– Four members of the Florida Tech community, who have taught at the university for a cumulative 79 years, have retired and been given the title Faculty
Emeritus. They were honored at the university’s Honors Convocation on April 20.
Rong-sheng Jin, associate professor of physics and space sciences, joined the faculty in 1969. While teaching and
conducting research at Florida Tech, he was a senior faculty research fellow at the Naval Oceanographic and Atmospheric Research laboratory during the
summers of 1991 and 1992; a visiting professor of physics at the University of Florida 1990-1991; and a faculty research fellow at the Goddard Space Flight
Center during the summers of 1972 and 1973. Prior to coming to the university, he was an associate research scientist for the Lockheed Missile and Space
Company. Jin earned a doctoral degree in physics from Ohio State University in 1965.
Raghvendra Deshmukh, associate professor of electrical and computer engineering, joined the university in 1982 and is a
consulting engineer in the state of Florida. He has taught undergraduate and graduate courses in computer engineering and has been the graduate coordinator
for the Department of Electrical and Computer Engineering. His research interests include parallel processing, high-performance computer architectures and
microprocessor applications. Deshmukh earned a doctoral degree in 1979 from Oklahoma State University. He was a postdoctoral fellow there that year.
Rudolph Stoeckel, professor of humanities, joined the university in 1983. A past chair of the social sciences
division of the Florida Academy of Science, he is also a member of the Renaissance Society of America, the Dante Society and the Wallace Stevens
Association. In 1991 he won the Florida Tech Teacher of the Year Award. His research interests include Shakespeare and the Elizabethan miniature as well as
literature of the English Renaissance. Stoeckel earned a doctoral degree in English literature from Loyola University in 1976.
Joyce H. Stottler was a humanities instructor from 1990 to 2005. A member of the Department of Humanities and
Communication, she taught freshman composition and business communication. In her early years at the university, she taught speakers of English as a
second language in the Academic Support Center. She also was a representative of her department to the university’s faculty senate and was chair of that

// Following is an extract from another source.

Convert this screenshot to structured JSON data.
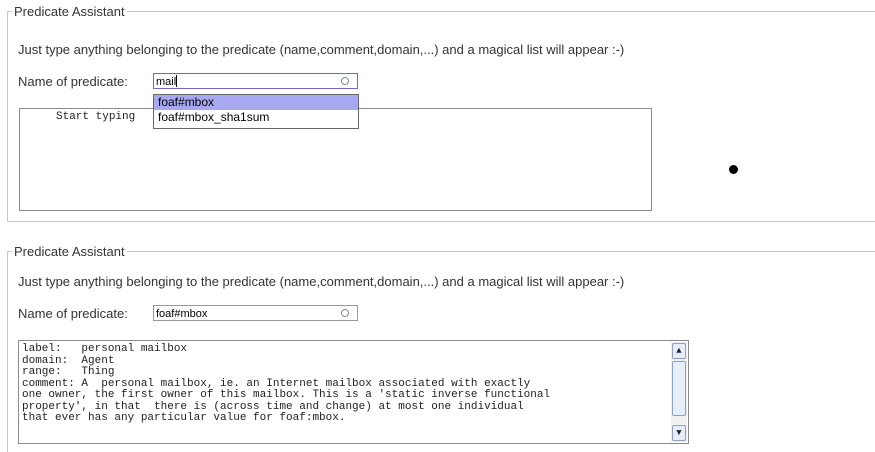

body’s scholarship committee. Stottler earned a bachelor’s and two master’s degrees-in English and English Education- from Western Maryland College, near